His upper central incisors were hanging down, the lower lip showed small pits and two clefts were present in the roof of his mouth. Moreover,  the maxillary arch was constricted with two lateral incisors missing entirely.

Van der Woude syndrome. Inside the mouth, two clefts are visible in the region of the upper jaw.
Image from: Soni et al. 2012.

The lip pits associated with Van der Woude syndrome may be surgically removed either for esthetic reasons or discomfort due to inflammation caused by bacterial infections or chronic saliva excretion, though spontaneous shrinkage has occurred in some cases. Other defects, including cleft lip and/or palate, congenital heart defects, etc. are surgically corrected or otherwise treated as appropriate. In the case described above, the patient reported recurrent respiratory tract infections, breathlessness, regurgitation of food, and nasal twang during speaking. Surgical correction of cleft lip and palate was indicated.

Soni, R, Vivek R, Srivastava A, Singh A, Srivastava S, Chaturvedi TP. (2012) Van der Woude Syndrome Associated with Hypodontia: A Rare Clinical Entity.Case Rep Dent. 2012; 2012: 283946. doi: 10.1155/2012/283946
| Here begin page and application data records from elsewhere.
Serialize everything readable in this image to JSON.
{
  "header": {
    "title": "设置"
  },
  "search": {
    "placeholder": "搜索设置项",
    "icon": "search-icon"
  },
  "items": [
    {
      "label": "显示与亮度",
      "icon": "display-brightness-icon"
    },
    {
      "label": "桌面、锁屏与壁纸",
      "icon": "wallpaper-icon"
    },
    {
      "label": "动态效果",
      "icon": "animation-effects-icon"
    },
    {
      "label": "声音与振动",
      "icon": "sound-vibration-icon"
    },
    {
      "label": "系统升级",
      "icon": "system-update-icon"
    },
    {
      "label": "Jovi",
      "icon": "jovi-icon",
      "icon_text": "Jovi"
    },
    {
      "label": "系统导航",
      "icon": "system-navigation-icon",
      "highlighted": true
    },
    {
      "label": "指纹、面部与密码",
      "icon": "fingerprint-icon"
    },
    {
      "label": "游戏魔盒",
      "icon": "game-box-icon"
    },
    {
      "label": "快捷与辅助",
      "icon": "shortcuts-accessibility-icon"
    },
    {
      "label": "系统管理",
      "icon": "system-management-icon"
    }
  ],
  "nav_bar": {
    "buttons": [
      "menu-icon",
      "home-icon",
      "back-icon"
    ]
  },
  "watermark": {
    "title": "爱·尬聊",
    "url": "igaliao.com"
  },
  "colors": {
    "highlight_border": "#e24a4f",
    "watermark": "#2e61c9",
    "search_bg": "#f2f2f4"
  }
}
Wikipedia: Van der Woude syndrome

No comments:

Post a Comment